The second issue is more endemic with the nature of the UM, and follows on from the point made just now: the organization needs to actually have a binding purpose that works coherently and allows a wide scope of things the organization can actually do without at the same time infringing to an unnecessary extent in the domestic affairs of member states (something many micronationalists are exceedingly averse to, and which the GUM, currently in the process of being restored, is apparently attempting to strike a balance with).
Many organizations bill themselves as dealing with some combination of micronational peace or promotion of foreign relations, and this has a very limited scale. There’s nothing that the organization can actually do within these parameters that is both reasonably limited in domestic interference and actually is interesting enough to keep people returning to the fold.
The third issue is one that budding United Micronation-founders can ultimately do nothing about, and that is a cynicism embedded in the community itself. This particular cenario is one that has been repeated time and again, and the constant influx of new UMs that do exactly the same as previous incarnations of the same concept don’t help the perception of the community of organizations of this kind being unnecessary and untenable.
Given the history, it is unsurprising that micronationalists are duly cynical about this sort of thing – the problem being that this creates a somewhat paradoxical, “catch-22” feedback loop of impossibility. Without the “Old Guard” of nations supporting the organization, it will lack the gravitas, support, experience and ultimately momentum to project it into a fully-fledged project.
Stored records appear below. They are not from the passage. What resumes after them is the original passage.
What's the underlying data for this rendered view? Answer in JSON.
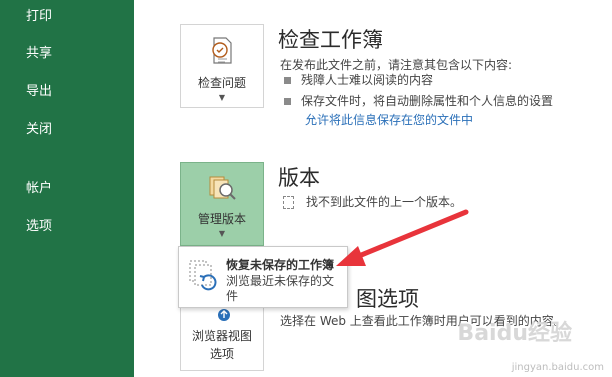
{
  "sidebar": {
    "items": [
      {
        "label": "打印"
      },
      {
        "label": "共享"
      },
      {
        "label": "导出"
      },
      {
        "label": "关闭"
      },
      {
        "label": "帐户"
      },
      {
        "label": "选项"
      }
    ]
  },
  "inspect": {
    "button_label": "检查问题",
    "title": "检查工作簿",
    "intro": "在发布此文件之前，请注意其包含以下内容:",
    "bullets": [
      "残障人士难以阅读的内容",
      "保存文件时，将自动删除属性和个人信息的设置"
    ],
    "link": "允许将此信息保存在您的文件中"
  },
  "versions": {
    "button_label": "管理版本",
    "title": "版本",
    "message": "找不到此文件的上一个版本。"
  },
  "dropdown": {
    "item_title": "恢复未保存的工作簿",
    "item_desc": "浏览最近未保存的文件"
  },
  "browser": {
    "button_label_1": "浏览器视图",
    "button_label_2": "选项",
    "title_partial": "图选项",
    "desc": "选择在 Web 上查看此工作簿时用户可以看到的内容。"
  },
  "watermark": {
    "text": "jingyan.baidu.com",
    "logo": "Baidu经验"
  },
  "colors": {
    "sidebar_bg": "#217346",
    "active_tile": "#9ccfa9",
    "link": "#2a6fb8",
    "annotation_arrow": "#e8343b"
  }
}
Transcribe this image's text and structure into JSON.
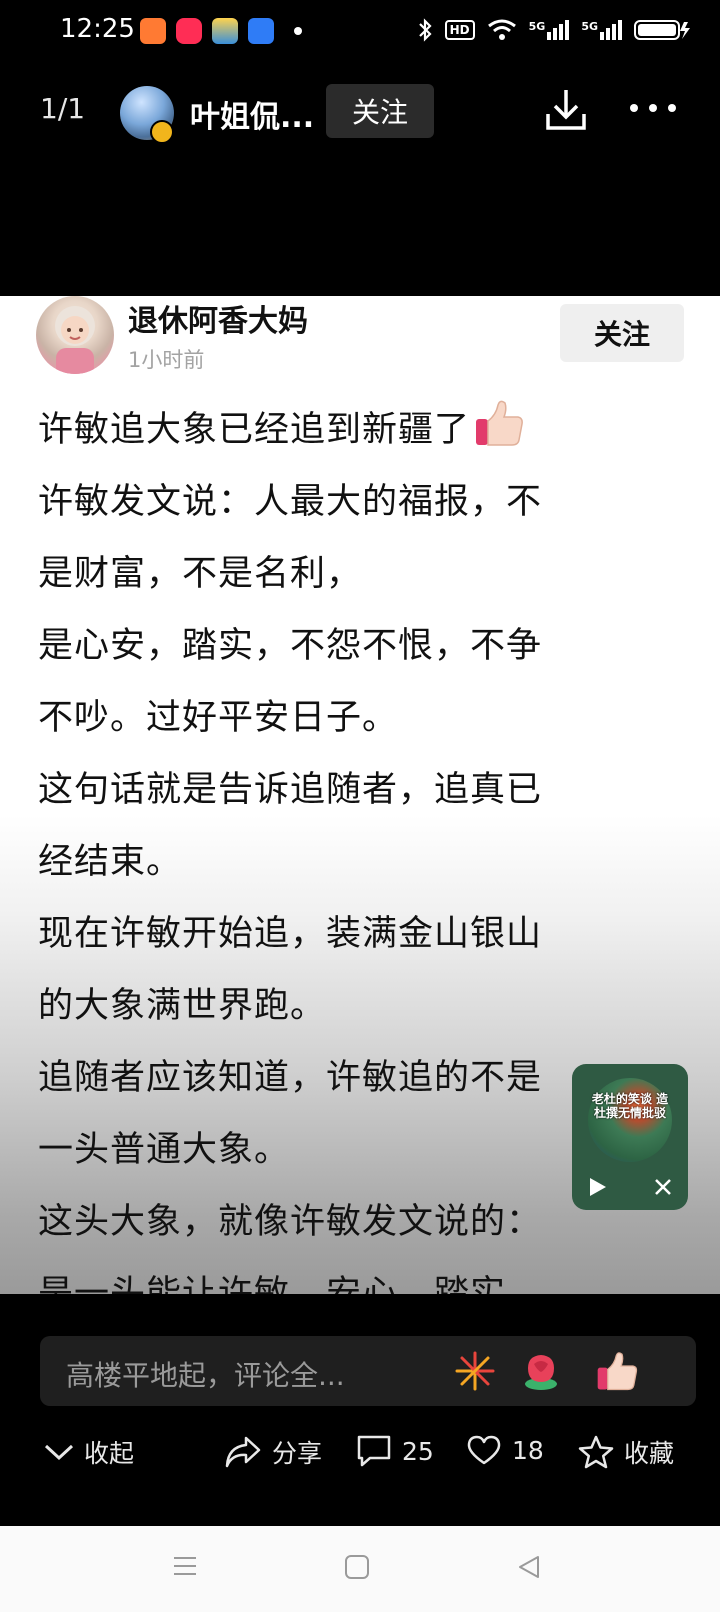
{
  "status_bar": {
    "time": "12:25",
    "hd_label": "HD",
    "network_1": "5G",
    "network_2": "5G",
    "app_icons": [
      "kuaishou-icon",
      "video-app-icon",
      "game-app-icon",
      "search-app-icon"
    ]
  },
  "top_bar": {
    "page_counter": "1/1",
    "author_name": "叶姐侃...",
    "follow_label": "关注",
    "download_icon": "download-icon",
    "more_icon": "more-icon"
  },
  "post": {
    "poster_name": "退休阿香大妈",
    "poster_time": "1小时前",
    "follow_label": "关注",
    "lines": [
      "许敏追大象已经追到新疆了",
      "许敏发文说：人最大的福报，不",
      "是财富，不是名利，",
      "是心安，踏实，不怨不恨，不争",
      "不吵。过好平安日子。",
      "这句话就是告诉追随者，追真已",
      "经结束。",
      "现在许敏开始追，装满金山银山",
      "的大象满世界跑。",
      "追随者应该知道，许敏追的不是",
      "一头普通大象。",
      "这头大象，就像许敏发文说的：",
      "是一头能让许敏，安心，踏实"
    ]
  },
  "mini_player": {
    "title": "老杜的笑谈 造杜撰无情批驳",
    "play_icon": "play-icon",
    "close_icon": "close-icon"
  },
  "comment_bar": {
    "placeholder": "高楼平地起，评论全...",
    "emojis": [
      "firework-emoji",
      "rose-emoji",
      "thumbs-up-emoji"
    ]
  },
  "actions": {
    "collapse": "收起",
    "share": "分享",
    "comments": "25",
    "likes": "18",
    "favorite": "收藏"
  },
  "nav_bar": {
    "icons": [
      "menu-icon",
      "home-icon",
      "back-icon"
    ]
  },
  "colors": {
    "background": "#000000",
    "card": "#ffffff",
    "comment_box": "#1f1f1f",
    "mini_player": "#2f5a43"
  }
}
However, given the swathes of UMs that have tried and failed to make it in the past, the same “Old Guard” are unlikely to pledge any degree of support to organizations that attempt this and, thus, these organizations will ultimately fall by the wayside, further perpetuating the idea within the micronational community that the concept itself is inherently flawed.
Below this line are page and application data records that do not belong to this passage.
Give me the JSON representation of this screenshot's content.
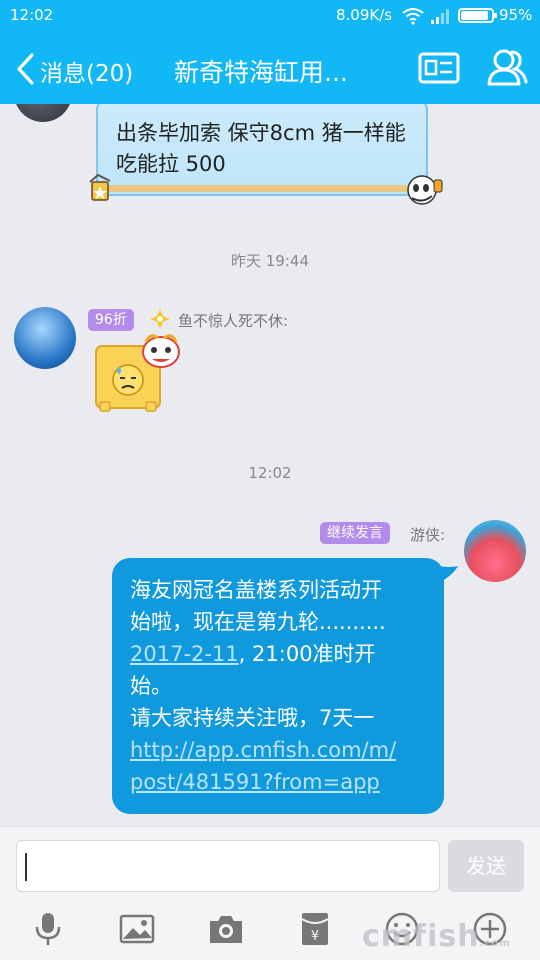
{
  "status": {
    "time": "12:02",
    "network_speed": "8.09K/s",
    "battery_percent": "95%",
    "battery_level": 0.95
  },
  "header": {
    "back_label": "消息(20)",
    "title": "新奇特海缸用..."
  },
  "messages": {
    "top_bubble_text": "出条毕加索 保守8cm 猪一样能吃能拉 500",
    "time_1": "昨天 19:44",
    "badge_1": "96折",
    "sender_1": "鱼不惊人死不休:",
    "time_2": "12:02",
    "badge_2": "继续发言",
    "sender_2": "游侠:",
    "main_lines": {
      "l1": "海友网冠名盖楼系列活动开",
      "l2": "始啦，现在是第九轮..........",
      "l3_link": "2017-2-11",
      "l3_rest": ", 21:00准时开",
      "l4": "始。",
      "l5": "请大家持续关注哦，7天一",
      "l6_link": "http://app.cmfish.com/m/",
      "l7_link": "post/481591?from=app"
    }
  },
  "input": {
    "placeholder": "",
    "send_label": "发送"
  },
  "toolbar": {
    "icons": [
      "microphone-icon",
      "image-icon",
      "camera-icon",
      "red-packet-icon",
      "emoji-icon",
      "plus-icon"
    ]
  },
  "watermark": {
    "text": "cmfish",
    "suffix": ".com"
  },
  "colors": {
    "header": "#12b7f5",
    "bubble": "#1199dd",
    "badge": "#b38be8",
    "background": "#eaebf0"
  }
}
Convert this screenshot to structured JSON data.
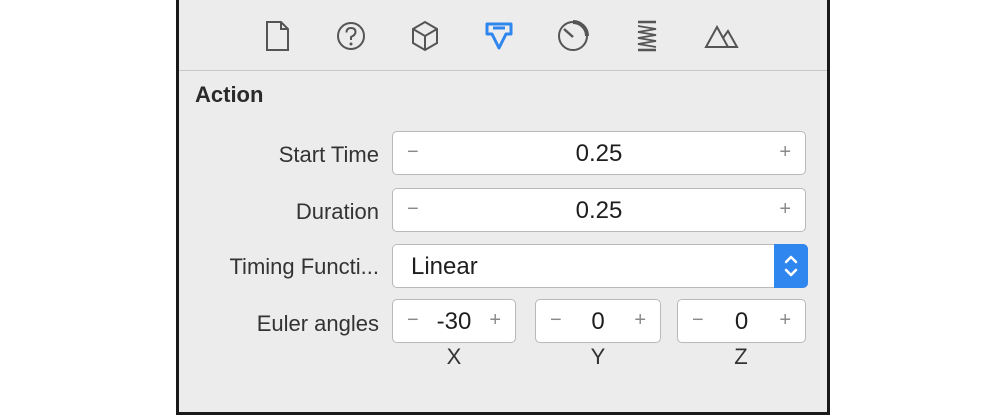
{
  "toolbar": {
    "icons": [
      {
        "name": "file-icon"
      },
      {
        "name": "help-icon"
      },
      {
        "name": "cube-icon"
      },
      {
        "name": "action-icon",
        "selected": true
      },
      {
        "name": "dial-icon"
      },
      {
        "name": "spring-icon"
      },
      {
        "name": "mountain-icon"
      }
    ],
    "accent_color": "#2f86ee"
  },
  "section": {
    "title": "Action"
  },
  "start_time": {
    "label": "Start Time",
    "value": "0.25",
    "minus": "−",
    "plus": "+"
  },
  "duration": {
    "label": "Duration",
    "value": "0.25",
    "minus": "−",
    "plus": "+"
  },
  "timing_function": {
    "label": "Timing Functi...",
    "selected": "Linear"
  },
  "euler_angles": {
    "label": "Euler angles",
    "x": {
      "value": "-30",
      "axis": "X",
      "minus": "−",
      "plus": "+"
    },
    "y": {
      "value": "0",
      "axis": "Y",
      "minus": "−",
      "plus": "+"
    },
    "z": {
      "value": "0",
      "axis": "Z",
      "minus": "−",
      "plus": "+"
    }
  }
}
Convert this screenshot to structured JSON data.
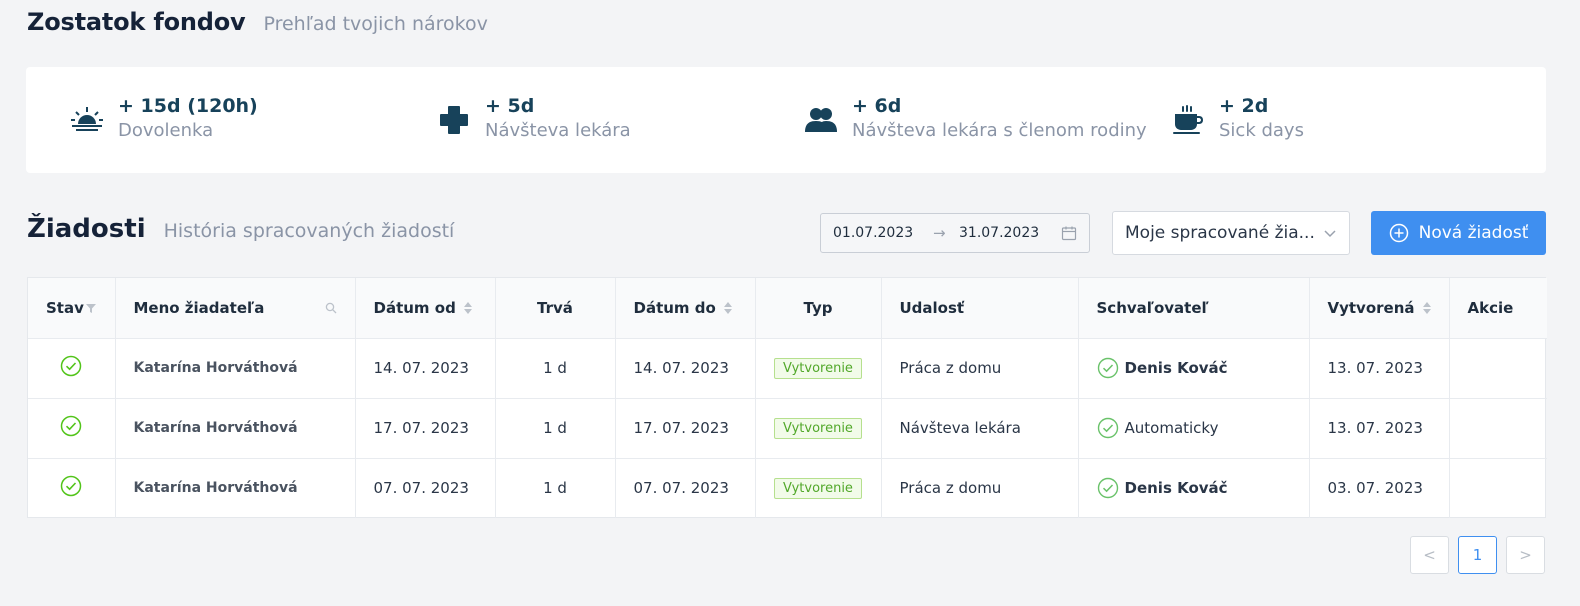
{
  "header": {
    "title": "Zostatok fondov",
    "subtitle": "Prehľad tvojich nárokov"
  },
  "balances": [
    {
      "value": "+ 15d (120h)",
      "label": "Dovolenka",
      "icon": "sunrise-icon"
    },
    {
      "value": "+ 5d",
      "label": "Návšteva lekára",
      "icon": "medical-cross-icon"
    },
    {
      "value": "+ 6d",
      "label": "Návšteva lekára s členom rodiny",
      "icon": "people-icon"
    },
    {
      "value": "+ 2d",
      "label": "Sick days",
      "icon": "coffee-cup-icon"
    }
  ],
  "requests": {
    "title": "Žiadosti",
    "subtitle": "História spracovaných žiadostí",
    "date_from": "01.07.2023",
    "date_to": "31.07.2023",
    "filter_value": "Moje spracované žia...",
    "new_button": "Nová žiadosť"
  },
  "table": {
    "columns": [
      "Stav",
      "Meno žiadateľa",
      "Dátum od",
      "Trvá",
      "Dátum do",
      "Typ",
      "Udalosť",
      "Schvaľovateľ",
      "Vytvorená",
      "Akcie"
    ],
    "rows": [
      {
        "name": "Katarína Horváthová",
        "from": "14. 07. 2023",
        "duration": "1 d",
        "to": "14. 07. 2023",
        "type": "Vytvorenie",
        "event": "Práca z domu",
        "approver": "Denis Kováč",
        "approver_bold": true,
        "created": "13. 07. 2023"
      },
      {
        "name": "Katarína Horváthová",
        "from": "17. 07. 2023",
        "duration": "1 d",
        "to": "17. 07. 2023",
        "type": "Vytvorenie",
        "event": "Návšteva lekára",
        "approver": "Automaticky",
        "approver_bold": false,
        "created": "13. 07. 2023"
      },
      {
        "name": "Katarína Horváthová",
        "from": "07. 07. 2023",
        "duration": "1 d",
        "to": "07. 07. 2023",
        "type": "Vytvorenie",
        "event": "Práca z domu",
        "approver": "Denis Kováč",
        "approver_bold": true,
        "created": "03. 07. 2023"
      }
    ]
  },
  "pagination": {
    "current_page": "1",
    "prev": "<",
    "next": ">"
  },
  "colors": {
    "accent": "#3f8ff0",
    "success": "#52c41a",
    "dark_teal": "#17425a"
  }
}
Will we see a functioning, successful UM organization in the future? Perhaps. Negotiations within the GUM Quorum are underway to frame a new Charter for an organization of that type and, with the necessary balance of old and new micronations, it could potentially last – but, of course, it entirely remains to be seen.